**WHAT THIS TASK INVOLVES**
From the entries, copy out every line in which the word "views" is found.

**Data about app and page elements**
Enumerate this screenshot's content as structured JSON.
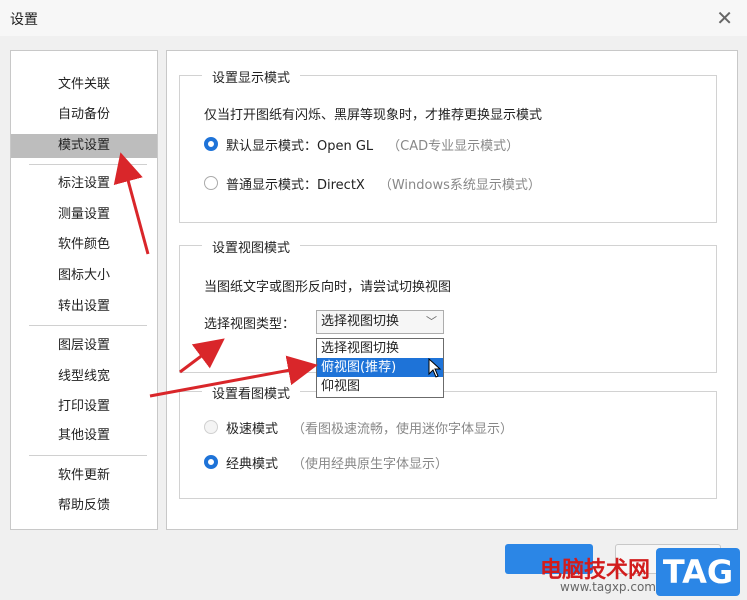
{
  "window": {
    "title": "设置"
  },
  "sidebar": {
    "items": [
      {
        "label": "文件关联"
      },
      {
        "label": "自动备份"
      },
      {
        "label": "模式设置"
      },
      {
        "label": "标注设置"
      },
      {
        "label": "测量设置"
      },
      {
        "label": "软件颜色"
      },
      {
        "label": "图标大小"
      },
      {
        "label": "转出设置"
      },
      {
        "label": "图层设置"
      },
      {
        "label": "线型线宽"
      },
      {
        "label": "打印设置"
      },
      {
        "label": "其他设置"
      },
      {
        "label": "软件更新"
      },
      {
        "label": "帮助反馈"
      }
    ]
  },
  "display_mode": {
    "title": "设置显示模式",
    "description": "仅当打开图纸有闪烁、黑屏等现象时，才推荐更换显示模式",
    "options": [
      {
        "label": "默认显示模式：Open GL",
        "hint": "（CAD专业显示模式）",
        "checked": true
      },
      {
        "label": "普通显示模式：DirectX",
        "hint": "（Windows系统显示模式）",
        "checked": false
      }
    ]
  },
  "view_mode": {
    "title": "设置视图模式",
    "description": "当图纸文字或图形反向时，请尝试切换视图",
    "select_label": "选择视图类型：",
    "selected": "选择视图切换",
    "options": [
      "选择视图切换",
      "俯视图(推荐)",
      "仰视图"
    ],
    "highlighted_option": "俯视图(推荐)"
  },
  "viewing_mode": {
    "title": "设置看图模式",
    "options": [
      {
        "label": "极速模式",
        "hint": "（看图极速流畅，使用迷你字体显示）",
        "checked": false,
        "disabled": true
      },
      {
        "label": "经典模式",
        "hint": "（使用经典原生字体显示）",
        "checked": true,
        "disabled": false
      }
    ]
  },
  "watermark": {
    "text": "电脑技术网",
    "url": "www.tagxp.com",
    "badge": "TAG"
  },
  "colors": {
    "accent": "#1e73d8",
    "arrow": "#d9262a",
    "selected_sidebar": "#bdbdbd"
  }
}
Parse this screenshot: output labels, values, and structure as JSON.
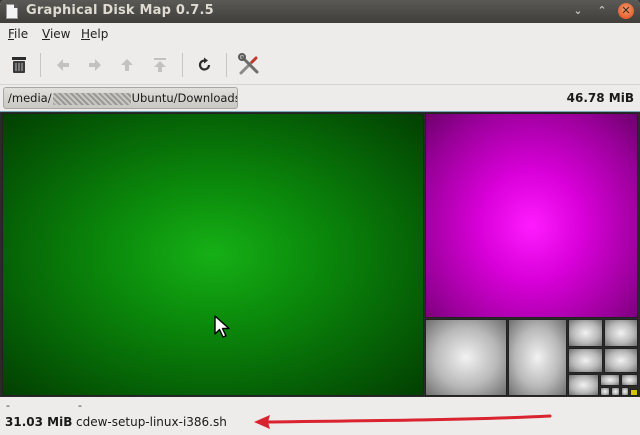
{
  "window": {
    "title": "Graphical Disk Map 0.7.5",
    "controls": [
      "⌄",
      "⌃",
      "✕"
    ]
  },
  "menu": [
    {
      "label": "File",
      "mnemonic": "F",
      "rest": "ile"
    },
    {
      "label": "View",
      "mnemonic": "V",
      "rest": "iew"
    },
    {
      "label": "Help",
      "mnemonic": "H",
      "rest": "elp"
    }
  ],
  "toolbar": {
    "icons": [
      "trash-icon",
      "back-icon",
      "forward-icon",
      "up-icon",
      "top-icon",
      "refresh-icon",
      "preferences-icon"
    ],
    "disabled": [
      "back-icon",
      "forward-icon",
      "up-icon",
      "top-icon"
    ]
  },
  "pathbar": {
    "path_prefix": "/media/",
    "path_suffix": "Ubuntu/Downloads",
    "total_size": "46.78 MiB"
  },
  "treemap": {
    "colors": {
      "green": "#0b8a0b",
      "magenta": "#d800d8",
      "gray": "#b9b9b9"
    }
  },
  "status": {
    "dash_left": "-",
    "dash_right": "-",
    "size": "31.03 MiB",
    "filename": "cdew-setup-linux-i386.sh"
  },
  "annotation": {
    "arrow_color": "#d9232e"
  }
}
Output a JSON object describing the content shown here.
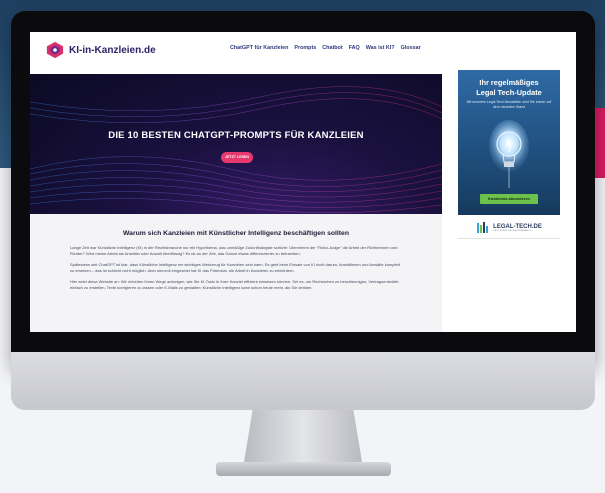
{
  "site": {
    "logo_text": "KI-in-Kanzleien.de"
  },
  "nav": {
    "items": [
      {
        "label": "ChatGPT für Kanzleien"
      },
      {
        "label": "Prompts"
      },
      {
        "label": "Chatbot"
      },
      {
        "label": "FAQ"
      },
      {
        "label": "Was ist KI?"
      },
      {
        "label": "Glossar"
      }
    ]
  },
  "hero": {
    "title": "DIE 10 BESTEN CHATGPT-PROMPTS FÜR KANZLEIEN",
    "button_label": "JETZT LESEN"
  },
  "article": {
    "title": "Warum sich Kanzleien mit Künstlicher Intelligenz beschäftigen sollten",
    "paragraphs": [
      "Lange Zeit war Künstliche Intelligenz (KI) in der Rechtsbranche nur ein Hypethema, das unmäßige Zukunftsängste schürte: Übernimmt der \"Robo-Judge\" die Arbeit der Richterinnen und Richter? Wird meine Arbeit als Anwältin oder Anwalt überflüssig? Es ist an der Zeit, das Ganze etwas differenzierter zu betrachten.",
      "Spätestens seit ChatGPT ist klar, dass Künstliche Intelligenz ein wichtiges Werkzeug für Kanzleien sein kann. Es geht beim Einsatz von KI nicht darum, Anwältinnen und Anwälte komplett zu ersetzen – das ist schlicht nicht möglich. Aber sinnvoll eingesetzt hat KI das Potenzial, die Arbeit in Kanzleien zu erleichtern.",
      "Hier setzt diese Website an: Wir möchten Ihnen Wege aufzeigen, wie Sie KI-Tools in Ihrer Kanzlei effizient einsetzen können. Sei es, um Recherchen zu beschleunigen, Vertragsentwürfe einfach zu erstellen, Texte korrigieren zu lassen oder E-Mails zu gestalten: Künstliche Intelligenz kann schon heute mehr, als Sie denken."
    ]
  },
  "ad": {
    "title_line1": "Ihr regelmäßiges",
    "title_line2": "Legal Tech-Update",
    "subtitle": "Mit unserem Legal Tech-Newsletter sind Sie immer auf dem neuesten Stand",
    "button_label": "Kostenlos abonnieren",
    "brand_name": "LEGAL-TECH.DE",
    "brand_tagline": "DIE ZUKUNFT DES RECHTSMARKTS"
  },
  "colors": {
    "accent_pink": "#e8386f",
    "nav_text": "#2e3a7c",
    "ad_button": "#6cc24a",
    "background_top": "#1f3f60"
  }
}
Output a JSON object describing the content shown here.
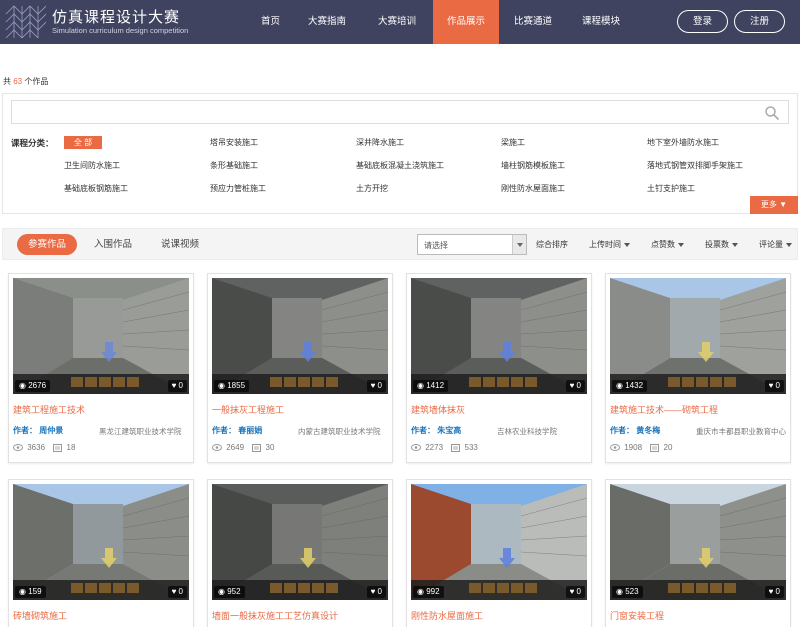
{
  "header": {
    "title": "仿真课程设计大赛",
    "subtitle": "Simulation curriculum design competition",
    "nav": [
      "首页",
      "大赛指南",
      "大赛培训",
      "作品展示",
      "比赛通道",
      "课程模块"
    ],
    "active_nav": 3,
    "login": "登录",
    "register": "注册"
  },
  "summary": {
    "prefix": "共",
    "count": "63",
    "suffix": "个作品"
  },
  "filter": {
    "search_placeholder": "",
    "category_label": "课程分类：",
    "all_label": "全 部",
    "categories": [
      "塔吊安装施工",
      "深井降水施工",
      "梁施工",
      "地下室外墙防水施工",
      "卫生间防水施工",
      "条形基础施工",
      "基础底板混凝土浇筑施工",
      "墙柱钢筋模板施工",
      "落地式钢管双排脚手架施工",
      "基础底板钢筋施工",
      "预应力管桩施工",
      "土方开挖",
      "刚性防水屋面施工",
      "土钉支护施工"
    ],
    "more_label": "更多 ▼"
  },
  "tabs": {
    "items": [
      "参赛作品",
      "入围作品",
      "说课视频"
    ],
    "active": 0,
    "select_value": "请选择",
    "sorts": [
      "综合排序",
      "上传时间",
      "点赞数",
      "投票数",
      "评论量"
    ]
  },
  "cards": [
    {
      "views": "2676",
      "likes": "0",
      "title": "建筑工程施工技术",
      "author_label": "作者：",
      "author": "周仲景",
      "org": "黑龙江建筑职业技术学院",
      "comments": "3636",
      "downloads": "18"
    },
    {
      "views": "1855",
      "likes": "0",
      "title": "一般抹灰工程施工",
      "author_label": "作者：",
      "author": "春丽娟",
      "org": "内蒙古建筑职业技术学院",
      "comments": "2649",
      "downloads": "30"
    },
    {
      "views": "1412",
      "likes": "0",
      "title": "建筑墙体抹灰",
      "author_label": "作者：",
      "author": "朱宝高",
      "org": "吉林农业科技学院",
      "comments": "2273",
      "downloads": "533"
    },
    {
      "views": "1432",
      "likes": "0",
      "title": "建筑施工技术——砌筑工程",
      "author_label": "作者：",
      "author": "黄冬梅",
      "org": "重庆市丰都县职业教育中心",
      "comments": "1908",
      "downloads": "20"
    },
    {
      "views": "159",
      "likes": "0",
      "title": "砖墙砌筑施工",
      "author_label": "",
      "author": "",
      "org": "",
      "comments": "",
      "downloads": ""
    },
    {
      "views": "952",
      "likes": "0",
      "title": "墙面一般抹灰施工工艺仿真设计",
      "author_label": "",
      "author": "",
      "org": "",
      "comments": "",
      "downloads": ""
    },
    {
      "views": "992",
      "likes": "0",
      "title": "刚性防水屋面施工",
      "author_label": "",
      "author": "",
      "org": "",
      "comments": "",
      "downloads": ""
    },
    {
      "views": "523",
      "likes": "0",
      "title": "门窗安装工程",
      "author_label": "",
      "author": "",
      "org": "",
      "comments": "",
      "downloads": ""
    }
  ],
  "colors": {
    "header_bg": "#3f4360",
    "accent": "#ea6a44",
    "author_blue": "#1b75bb"
  }
}
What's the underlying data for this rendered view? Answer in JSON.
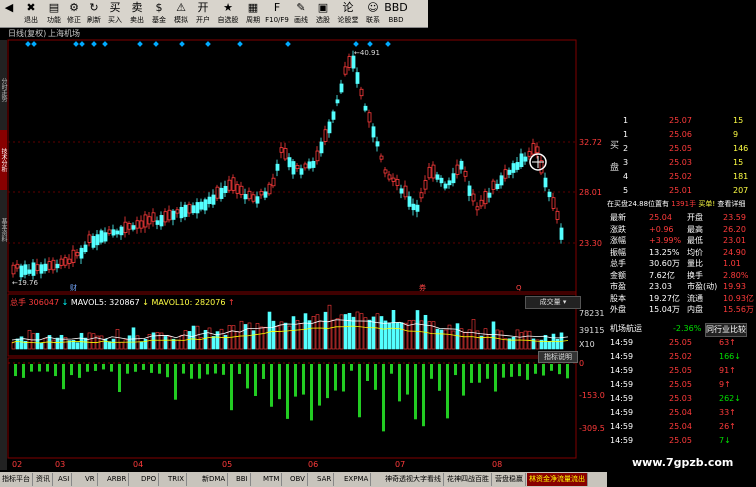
{
  "toolbar": {
    "buttons": [
      {
        "icon": "◀",
        "label": ""
      },
      {
        "icon": "✖",
        "label": "退出"
      },
      {
        "icon": "▤",
        "label": "功能"
      },
      {
        "icon": "⚙",
        "label": "修正"
      },
      {
        "icon": "↻",
        "label": "刷新"
      },
      {
        "icon": "买",
        "label": "买入"
      },
      {
        "icon": "卖",
        "label": "卖出"
      },
      {
        "icon": "$",
        "label": "基金"
      },
      {
        "icon": "⚠",
        "label": "模拟"
      },
      {
        "icon": "开",
        "label": "开户"
      },
      {
        "icon": "★",
        "label": "自选股"
      },
      {
        "icon": "▦",
        "label": "周期"
      },
      {
        "icon": "F",
        "label": "F10/F9"
      },
      {
        "icon": "✎",
        "label": "画线"
      },
      {
        "icon": "▣",
        "label": "选股"
      },
      {
        "icon": "论",
        "label": "论股堂"
      },
      {
        "icon": "☺",
        "label": "联系"
      },
      {
        "icon": "BBD",
        "label": "BBD"
      }
    ]
  },
  "title": {
    "period": "日线(复权)",
    "name": "上海机场"
  },
  "left_strip": [
    "分时走势",
    "技术分析",
    "基本资料"
  ],
  "price_labels": {
    "high": "40.91",
    "low": "19.76",
    "p1": "32.72",
    "p2": "28.01",
    "p3": "23.30"
  },
  "markers": {
    "m1": "财",
    "m2": "券",
    "m3": "Q"
  },
  "volume_header": {
    "total_label": "总手",
    "total": "306047",
    "ma5_label": "MAVOL5:",
    "ma5": "320867",
    "ma10_label": "MAVOL10:",
    "ma10": "282076",
    "button": "成交量"
  },
  "volume_labels": {
    "v1": "78231",
    "v2": "39115",
    "v3": "X10"
  },
  "indicator": {
    "button": "指标说明",
    "l0": "0",
    "l1": "-153.0",
    "l2": "-309.5"
  },
  "x_labels": [
    "02",
    "03",
    "04",
    "05",
    "06",
    "07",
    "08"
  ],
  "orderbook": {
    "side_buy": "买盘",
    "rows": [
      {
        "lvl": "1",
        "price": "25.07",
        "vol": "15"
      },
      {
        "lvl": "1",
        "price": "25.06",
        "vol": "9"
      },
      {
        "lvl": "2",
        "price": "25.05",
        "vol": "146"
      },
      {
        "lvl": "3",
        "price": "25.03",
        "vol": "15"
      },
      {
        "lvl": "4",
        "price": "25.02",
        "vol": "181"
      },
      {
        "lvl": "5",
        "price": "25.01",
        "vol": "207"
      }
    ],
    "buyinfo": "在买盘24.88位置有",
    "buyqty": "1391手",
    "buybtn": "买单!",
    "detail": "查看详细"
  },
  "quote": [
    {
      "k1": "最新",
      "v1": "25.04",
      "k2": "开盘",
      "v2": "23.59"
    },
    {
      "k1": "涨跌",
      "v1": "+0.96",
      "k2": "最高",
      "v2": "26.20"
    },
    {
      "k1": "涨幅",
      "v1": "+3.99%",
      "k2": "最低",
      "v2": "23.01"
    },
    {
      "k1": "振幅",
      "v1": "13.25%",
      "k2": "均价",
      "v2": "24.90"
    },
    {
      "k1": "总手",
      "v1": "30.60万",
      "k2": "量比",
      "v2": "1.01"
    },
    {
      "k1": "金额",
      "v1": "7.62亿",
      "k2": "换手",
      "v2": "2.80%"
    },
    {
      "k1": "市盈",
      "v1": "23.03",
      "k2": "市盈(动)",
      "v2": "19.93"
    },
    {
      "k1": "股本",
      "v1": "19.27亿",
      "k2": "流通",
      "v2": "10.93亿"
    },
    {
      "k1": "外盘",
      "v1": "15.04万",
      "k2": "内盘",
      "v2": "15.56万"
    }
  ],
  "sector": {
    "name": "机场航运",
    "change": "-2.36%",
    "btn": "同行业比较"
  },
  "ticks": [
    {
      "t": "14:59",
      "p": "25.05",
      "v": "63"
    },
    {
      "t": "14:59",
      "p": "25.02",
      "v": "166"
    },
    {
      "t": "14:59",
      "p": "25.05",
      "v": "91"
    },
    {
      "t": "14:59",
      "p": "25.05",
      "v": "9"
    },
    {
      "t": "14:59",
      "p": "25.03",
      "v": "262"
    },
    {
      "t": "14:59",
      "p": "25.04",
      "v": "33"
    },
    {
      "t": "14:59",
      "p": "25.04",
      "v": "26"
    },
    {
      "t": "14:59",
      "p": "25.05",
      "v": "7"
    }
  ],
  "tabs": [
    "指标平台",
    "资讯",
    "ASI",
    "VR",
    "ARBR",
    "DPO",
    "TRIX",
    "新DMA",
    "BBI",
    "MTM",
    "OBV",
    "SAR",
    "EXPMA",
    "神奇透视大字看线",
    "花神四战百胜",
    "营盘稳赢",
    "林资金净流量流出"
  ],
  "watermark": "www.7gpzb.com",
  "colors": {
    "up": "#ff3b3b",
    "down": "#54ffff",
    "vol_neg": "#22cc22",
    "ma5": "#ffffff",
    "ma10": "#ffff00"
  }
}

**RESULT FOR THIS EXERCISE**
      "views": "2676",
      "views": "1855",
      "views": "1412",
      "views": "1432",
      "views": "159",
      "views": "952",
      "views": "992",
      "views": "523",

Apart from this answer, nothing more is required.